Some abstract representation of the Glacier holdings will be required. While catalogs are not part of the DAP4 spec we know that in general DAP servers return catalogs in the form of THREDDS catalogs or as HTML pages that represent catalog nodes and that contain links to data resources and other catalog nodes. While a Glacier vault might simply be represented by a list of archive-ids this is not a representation that users of data resources would find very useful, especially when coupled with the delay in discovering anything about any single resource.

The catalog should be close to the server and quickly accessible.

3.2 Archive Records

The string which is returned by Glacier to identify an uploaded archive and through which said archive may be retrieved from Glacier. These appear to be GUIDs. Example: XIfGXl0qWkfDVbKL3Ibb6XQ8OBC44YwOBGl9ds-yA18HN8zDOBi1A2ZugWprFHgwL-8LRQLSfz8BqoJLaMdaflPgM-J-_D0gHQwS_CDHXp5R0vHUADuZKd49oP4eir2qw508EJ57kQ
A string that is used by a DAP server to identify a particular (data) resource. Typically a path/file name, but in practice this would appear as a local path fragment in a DAP URL after the domain-port-service part of the URL. For example in the url http://test.opendap.org:8080/opendap/hyrax/data/nc/fnoc1.nc the resourceId would be data/nc/fnoc1.nc
Archive Record
A record (as in a file or database entry) that contains at minimum a resource's resourceId and archiveId
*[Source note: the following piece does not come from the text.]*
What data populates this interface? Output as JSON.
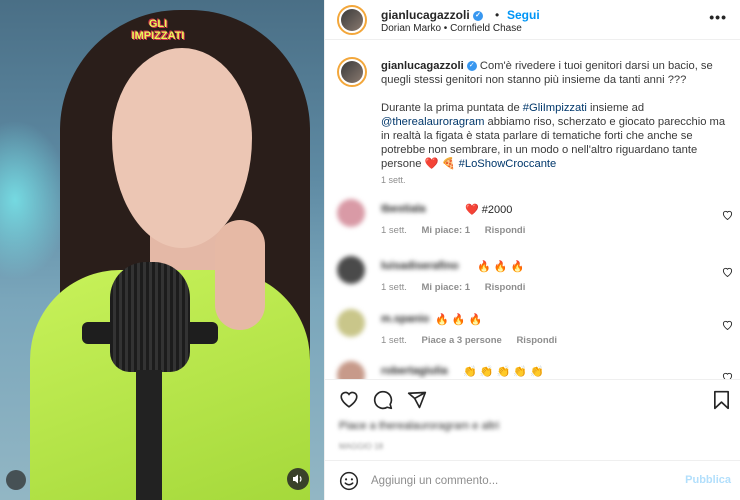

If all that was required was to associate the resourceId and archiveId it might seem reasonable to just include this small set of information in the persisted catalog for the Glacier vault. However because retrieving anything from Glacier costs time (and money) it is probably important to capture some kind of information about the each archived resource locally and in such a way that users can inspect resource metadata without requesting that the archived resource be retrieved just to find out that the resource is of little or no interest.

Suggestion: At minimum store the dap4:DMR (or dap2:DDX) document in the local Archive Record. Consider also storing the names and values of any MAP arrays found in the dataset. Maybe use the XML data response to generate this content as part of the uploading to Glacier process.

Example: Glacier Archive Record

3.3 Resource Cache

Resources that have been retrieved from Glacier must be put somewhere so that the DAP (and possibly other) services can utilize them. I call this a cache because I think it's implied that the volume of things in a Glacier vault may be much larger than any reasonable machine running this service may be able to hold. Therefore:

  1. The retrieved Glacier resources must be cached.
  2. Cached resources should be retrievable by utilizing their resourceId.
  3. The cache must have a size limit.
  4. There must be software that manages the cache contents by applying a metric to determine which resources should be purged from the cache and when.

4 Implementation Issues